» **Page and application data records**
━━━━━━━━━━━━━━━━

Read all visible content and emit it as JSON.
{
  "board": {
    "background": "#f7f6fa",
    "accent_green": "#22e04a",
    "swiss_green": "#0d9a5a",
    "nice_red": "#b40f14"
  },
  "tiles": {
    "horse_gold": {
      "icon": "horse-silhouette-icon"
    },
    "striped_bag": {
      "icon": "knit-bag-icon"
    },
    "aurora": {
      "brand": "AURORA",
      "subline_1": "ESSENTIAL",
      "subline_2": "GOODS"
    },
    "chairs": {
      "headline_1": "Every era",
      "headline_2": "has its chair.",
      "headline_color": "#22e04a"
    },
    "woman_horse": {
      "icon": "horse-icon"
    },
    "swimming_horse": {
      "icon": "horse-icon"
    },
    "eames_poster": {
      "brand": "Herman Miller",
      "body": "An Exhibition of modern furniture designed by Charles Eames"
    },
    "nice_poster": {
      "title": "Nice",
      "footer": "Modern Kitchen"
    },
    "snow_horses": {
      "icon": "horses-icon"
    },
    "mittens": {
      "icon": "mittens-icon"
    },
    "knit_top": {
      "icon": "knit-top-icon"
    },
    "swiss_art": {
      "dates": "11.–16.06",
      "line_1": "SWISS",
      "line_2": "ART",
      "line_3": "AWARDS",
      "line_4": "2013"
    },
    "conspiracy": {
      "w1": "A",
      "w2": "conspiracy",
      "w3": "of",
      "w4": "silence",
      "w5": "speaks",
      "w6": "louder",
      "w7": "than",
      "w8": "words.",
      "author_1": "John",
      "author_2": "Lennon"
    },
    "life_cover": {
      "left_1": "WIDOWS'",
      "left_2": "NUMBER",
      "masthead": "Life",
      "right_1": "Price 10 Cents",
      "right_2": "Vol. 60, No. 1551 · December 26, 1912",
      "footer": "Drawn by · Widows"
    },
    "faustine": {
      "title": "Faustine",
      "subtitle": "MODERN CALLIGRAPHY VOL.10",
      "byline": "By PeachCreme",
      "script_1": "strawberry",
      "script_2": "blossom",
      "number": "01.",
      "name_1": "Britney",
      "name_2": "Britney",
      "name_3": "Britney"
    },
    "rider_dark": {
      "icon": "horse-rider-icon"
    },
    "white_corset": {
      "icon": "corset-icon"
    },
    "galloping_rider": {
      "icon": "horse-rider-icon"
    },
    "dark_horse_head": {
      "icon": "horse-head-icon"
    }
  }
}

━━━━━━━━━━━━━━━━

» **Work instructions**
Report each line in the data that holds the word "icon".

» **Your solution**
      "icon": "horse-silhouette-icon"
      "icon": "knit-bag-icon"
      "icon": "horse-icon"
      "icon": "horse-icon"
      "icon": "horses-icon"
      "icon": "mittens-icon"
      "icon": "knit-top-icon"
      "icon": "horse-rider-icon"
      "icon": "corset-icon"
      "icon": "horse-rider-icon"
      "icon": "horse-head-icon"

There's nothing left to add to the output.